Excerpts from an interface dataset:
★ ★ ★ ★ ★

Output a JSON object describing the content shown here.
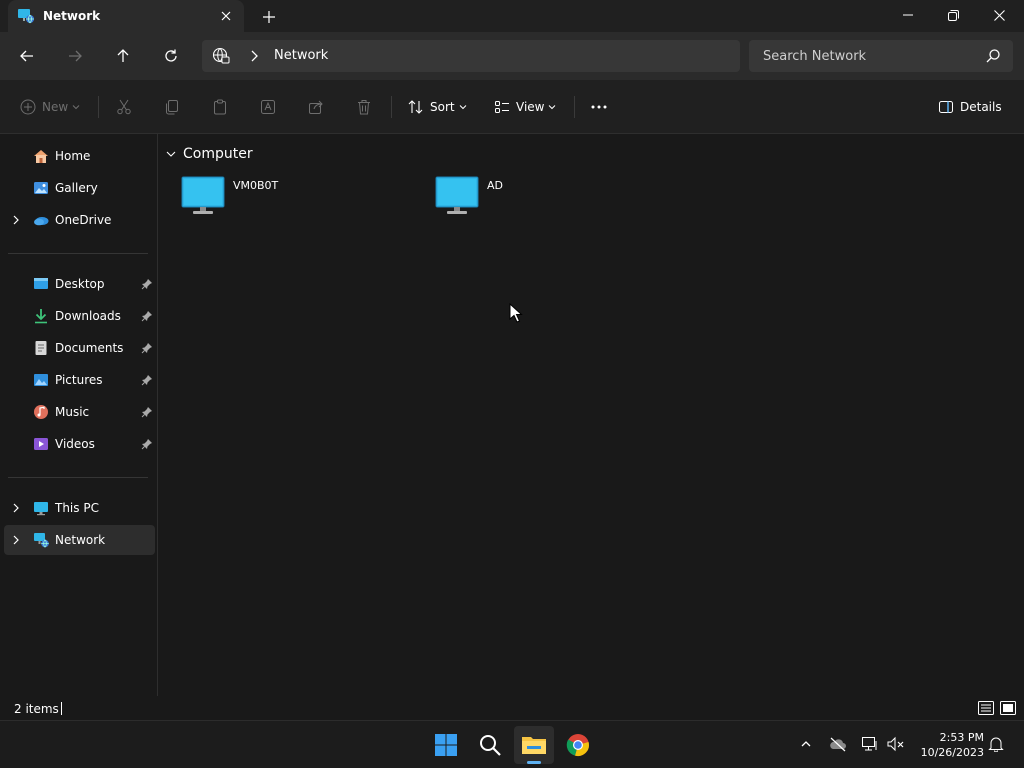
{
  "window": {
    "tab_title": "Network",
    "controls": [
      "minimize",
      "maximize",
      "close"
    ]
  },
  "navigation": {
    "breadcrumb": [
      "Network"
    ],
    "search_placeholder": "Search Network"
  },
  "commandbar": {
    "new_label": "New",
    "sort_label": "Sort",
    "view_label": "View",
    "details_label": "Details"
  },
  "sidebar": {
    "top": [
      {
        "label": "Home",
        "icon": "home-icon"
      },
      {
        "label": "Gallery",
        "icon": "gallery-icon"
      },
      {
        "label": "OneDrive",
        "icon": "onedrive-icon",
        "expandable": true
      }
    ],
    "quick_access": [
      {
        "label": "Desktop",
        "icon": "desktop-icon"
      },
      {
        "label": "Downloads",
        "icon": "downloads-icon"
      },
      {
        "label": "Documents",
        "icon": "documents-icon"
      },
      {
        "label": "Pictures",
        "icon": "pictures-icon"
      },
      {
        "label": "Music",
        "icon": "music-icon"
      },
      {
        "label": "Videos",
        "icon": "videos-icon"
      }
    ],
    "bottom": [
      {
        "label": "This PC",
        "icon": "this-pc-icon",
        "expandable": true
      },
      {
        "label": "Network",
        "icon": "network-icon",
        "expandable": true,
        "selected": true
      }
    ]
  },
  "content": {
    "group_label": "Computer",
    "items": [
      {
        "name": "VM0B0T",
        "icon": "computer-icon"
      },
      {
        "name": "AD",
        "icon": "computer-icon"
      }
    ]
  },
  "status": {
    "item_count": "2 items"
  },
  "taskbar": {
    "apps": [
      "start-icon",
      "search-icon",
      "file-explorer-icon",
      "chrome-icon"
    ],
    "time": "2:53 PM",
    "date": "10/26/2023"
  },
  "colors": {
    "accent": "#5fb2f2",
    "monitor": "#2fb6e8",
    "selected_bg": "#2d2d2d"
  }
}
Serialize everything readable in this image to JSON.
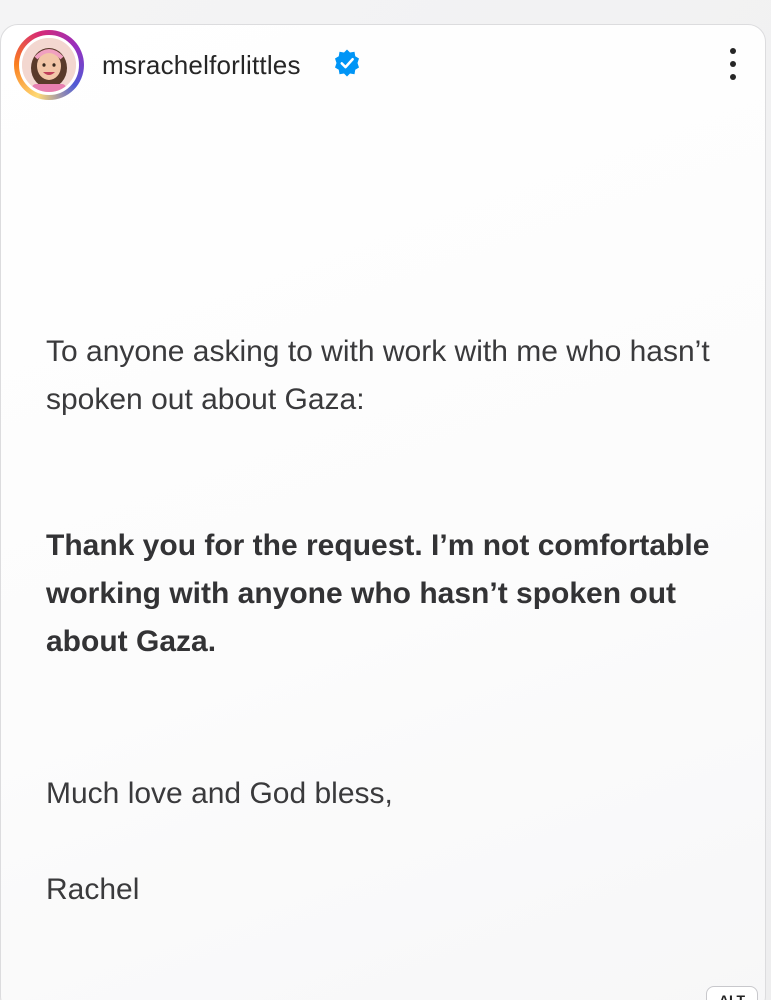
{
  "post": {
    "username": "msrachelforlittles",
    "verified": true,
    "paragraphs": [
      "To anyone asking to with work with me who hasn’t spoken out about Gaza:",
      "Thank you for the request. I’m not comfortable working with anyone who hasn’t spoken out about Gaza.",
      "Much love and God bless,",
      "Rachel"
    ],
    "alt_badge": "ALT"
  },
  "icons": {
    "verified": "verified-badge-icon",
    "more": "more-options-icon",
    "avatar": "avatar"
  },
  "colors": {
    "verified_blue": "#0095f6",
    "text": "#3a3a3c",
    "username": "#262626"
  }
}
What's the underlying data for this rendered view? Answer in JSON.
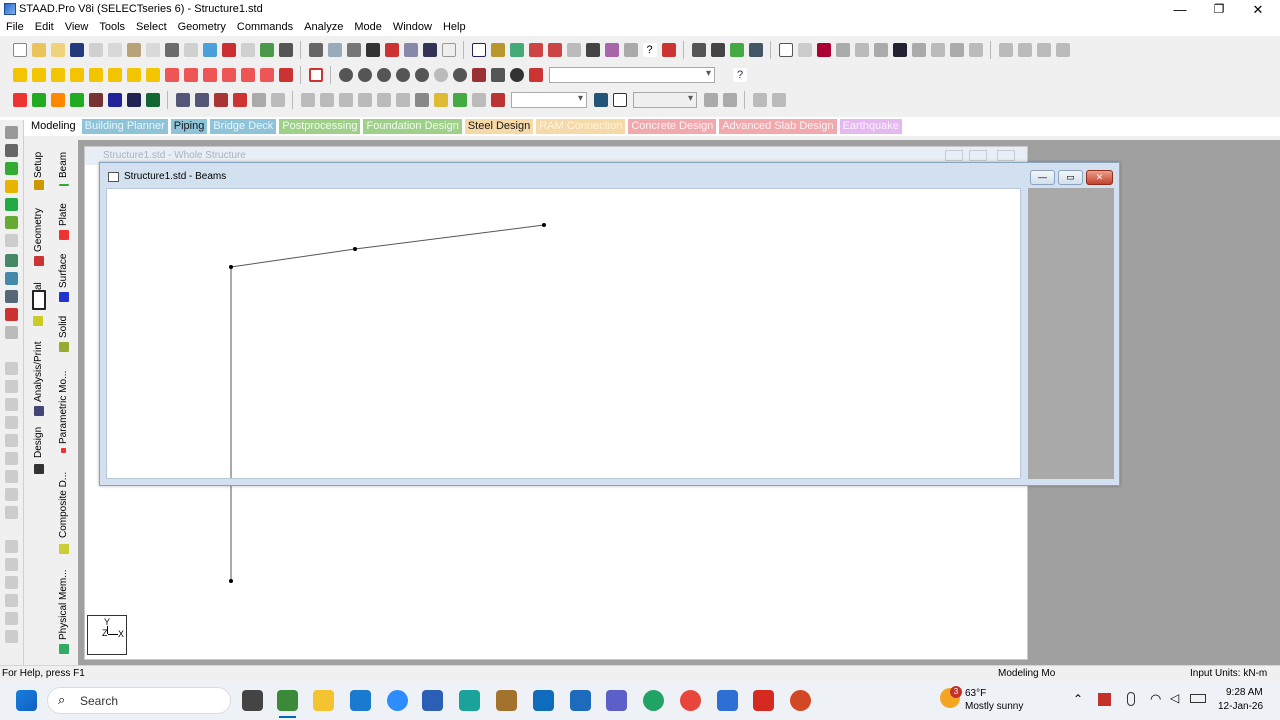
{
  "window": {
    "title": "STAAD.Pro V8i (SELECTseries 6) - Structure1.std",
    "controls": [
      "—",
      "❐",
      "✕"
    ]
  },
  "menu": [
    "File",
    "Edit",
    "View",
    "Tools",
    "Select",
    "Geometry",
    "Commands",
    "Analyze",
    "Mode",
    "Window",
    "Help"
  ],
  "mode_tabs": [
    {
      "label": "Modeling",
      "bg": "#ffffff",
      "fg": "#000000"
    },
    {
      "label": "Building Planner",
      "bg": "#8fc3d8",
      "fg": "#e8f6fb"
    },
    {
      "label": "Piping",
      "bg": "#8fc3d8",
      "fg": "#1a1a1a"
    },
    {
      "label": "Bridge Deck",
      "bg": "#8fc3d8",
      "fg": "#e8f6fb"
    },
    {
      "label": "Postprocessing",
      "bg": "#9fd08a",
      "fg": "#f2fbef"
    },
    {
      "label": "Foundation Design",
      "bg": "#9fd08a",
      "fg": "#f2fbef"
    },
    {
      "label": "Steel Design",
      "bg": "#f5d9a8",
      "fg": "#1a1a1a"
    },
    {
      "label": "RAM Connection",
      "bg": "#f5d9a8",
      "fg": "#fdf4e4"
    },
    {
      "label": "Concrete Design",
      "bg": "#f1a9ae",
      "fg": "#fff2f3"
    },
    {
      "label": "Advanced Slab Design",
      "bg": "#f1a9ae",
      "fg": "#fff2f3"
    },
    {
      "label": "Earthquake",
      "bg": "#e6b8f0",
      "fg": "#fbf0fe"
    }
  ],
  "vertical_tabs_left": [
    "Setup",
    "Geometry",
    "al",
    "Analysis/Print",
    "Design"
  ],
  "vertical_tabs_right": [
    "Beam",
    "Plate",
    "Surface",
    "Solid",
    "Parametric Mo...",
    "Composite D...",
    "Physical Mem..."
  ],
  "windows": {
    "whole_structure_title": "Structure1.std - Whole Structure",
    "beams_title": "Structure1.std - Beams"
  },
  "axis_triad": {
    "y": "Y",
    "z": "Z",
    "x": "X"
  },
  "status": {
    "help": "For Help, press F1",
    "mode": "Modeling Mo",
    "units": "Input Units:  kN-m"
  },
  "taskbar": {
    "search_placeholder": "Search",
    "weather_temp": "63°F",
    "weather_desc": "Mostly sunny",
    "weather_badge": "3",
    "time": "9:28 AM",
    "date": "12-Jan-26"
  }
}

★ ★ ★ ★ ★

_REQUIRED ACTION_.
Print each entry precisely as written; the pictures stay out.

_THE COMPLETED TASK_.
Output a JSON object describing the content shown here.
{
  "window": {
    "tab_title": "Network",
    "controls": [
      "minimize",
      "maximize",
      "close"
    ]
  },
  "navigation": {
    "breadcrumb": [
      "Network"
    ],
    "search_placeholder": "Search Network"
  },
  "commandbar": {
    "new_label": "New",
    "sort_label": "Sort",
    "view_label": "View",
    "details_label": "Details"
  },
  "sidebar": {
    "top": [
      {
        "label": "Home",
        "icon": "home-icon"
      },
      {
        "label": "Gallery",
        "icon": "gallery-icon"
      },
      {
        "label": "OneDrive",
        "icon": "onedrive-icon",
        "expandable": true
      }
    ],
    "quick_access": [
      {
        "label": "Desktop",
        "icon": "desktop-icon"
      },
      {
        "label": "Downloads",
        "icon": "downloads-icon"
      },
      {
        "label": "Documents",
        "icon": "documents-icon"
      },
      {
        "label": "Pictures",
        "icon": "pictures-icon"
      },
      {
        "label": "Music",
        "icon": "music-icon"
      },
      {
        "label": "Videos",
        "icon": "videos-icon"
      }
    ],
    "bottom": [
      {
        "label": "This PC",
        "icon": "this-pc-icon",
        "expandable": true
      },
      {
        "label": "Network",
        "icon": "network-icon",
        "expandable": true,
        "selected": true
      }
    ]
  },
  "content": {
    "group_label": "Computer",
    "items": [
      {
        "name": "VM0B0T",
        "icon": "computer-icon"
      },
      {
        "name": "AD",
        "icon": "computer-icon"
      }
    ]
  },
  "status": {
    "item_count": "2 items"
  },
  "taskbar": {
    "apps": [
      "start-icon",
      "search-icon",
      "file-explorer-icon",
      "chrome-icon"
    ],
    "time": "2:53 PM",
    "date": "10/26/2023"
  },
  "colors": {
    "accent": "#5fb2f2",
    "monitor": "#2fb6e8",
    "selected_bg": "#2d2d2d"
  }
}
Serialize everything readable in this image to JSON.
{
  "post": {
    "username": "msrachelforlittles",
    "verified": true,
    "paragraphs": [
      "To anyone asking to with work with me who hasn’t spoken out about Gaza:",
      "Thank you for the request. I’m not comfortable working with anyone who hasn’t spoken out about Gaza.",
      "Much love and God bless,",
      "Rachel"
    ],
    "alt_badge": "ALT"
  },
  "icons": {
    "verified": "verified-badge-icon",
    "more": "more-options-icon",
    "avatar": "avatar"
  },
  "colors": {
    "verified_blue": "#0095f6",
    "text": "#3a3a3c",
    "username": "#262626"
  }
}
What's the underlying data for this rendered view? Answer in JSON.
{
  "window": {
    "title": "STAAD.Pro V8i (SELECTseries 6) - Structure1.std",
    "controls": [
      "—",
      "❐",
      "✕"
    ]
  },
  "menu": [
    "File",
    "Edit",
    "View",
    "Tools",
    "Select",
    "Geometry",
    "Commands",
    "Analyze",
    "Mode",
    "Window",
    "Help"
  ],
  "mode_tabs": [
    {
      "label": "Modeling",
      "bg": "#ffffff",
      "fg": "#000000"
    },
    {
      "label": "Building Planner",
      "bg": "#8fc3d8",
      "fg": "#e8f6fb"
    },
    {
      "label": "Piping",
      "bg": "#8fc3d8",
      "fg": "#1a1a1a"
    },
    {
      "label": "Bridge Deck",
      "bg": "#8fc3d8",
      "fg": "#e8f6fb"
    },
    {
      "label": "Postprocessing",
      "bg": "#9fd08a",
      "fg": "#f2fbef"
    },
    {
      "label": "Foundation Design",
      "bg": "#9fd08a",
      "fg": "#f2fbef"
    },
    {
      "label": "Steel Design",
      "bg": "#f5d9a8",
      "fg": "#1a1a1a"
    },
    {
      "label": "RAM Connection",
      "bg": "#f5d9a8",
      "fg": "#fdf4e4"
    },
    {
      "label": "Concrete Design",
      "bg": "#f1a9ae",
      "fg": "#fff2f3"
    },
    {
      "label": "Advanced Slab Design",
      "bg": "#f1a9ae",
      "fg": "#fff2f3"
    },
    {
      "label": "Earthquake",
      "bg": "#e6b8f0",
      "fg": "#fbf0fe"
    }
  ],
  "vertical_tabs_left": [
    "Setup",
    "Geometry",
    "al",
    "Analysis/Print",
    "Design"
  ],
  "vertical_tabs_right": [
    "Beam",
    "Plate",
    "Surface",
    "Solid",
    "Parametric Mo...",
    "Composite D...",
    "Physical Mem..."
  ],
  "windows": {
    "whole_structure_title": "Structure1.std - Whole Structure",
    "beams_title": "Structure1.std - Beams"
  },
  "axis_triad": {
    "y": "Y",
    "z": "Z",
    "x": "X"
  },
  "status": {
    "help": "For Help, press F1",
    "mode": "Modeling Mo",
    "units": "Input Units:  kN-m"
  },
  "taskbar": {
    "search_placeholder": "Search",
    "weather_temp": "63°F",
    "weather_desc": "Mostly sunny",
    "weather_badge": "3",
    "time": "9:28 AM",
    "date": "12-Jan-26"
  }
}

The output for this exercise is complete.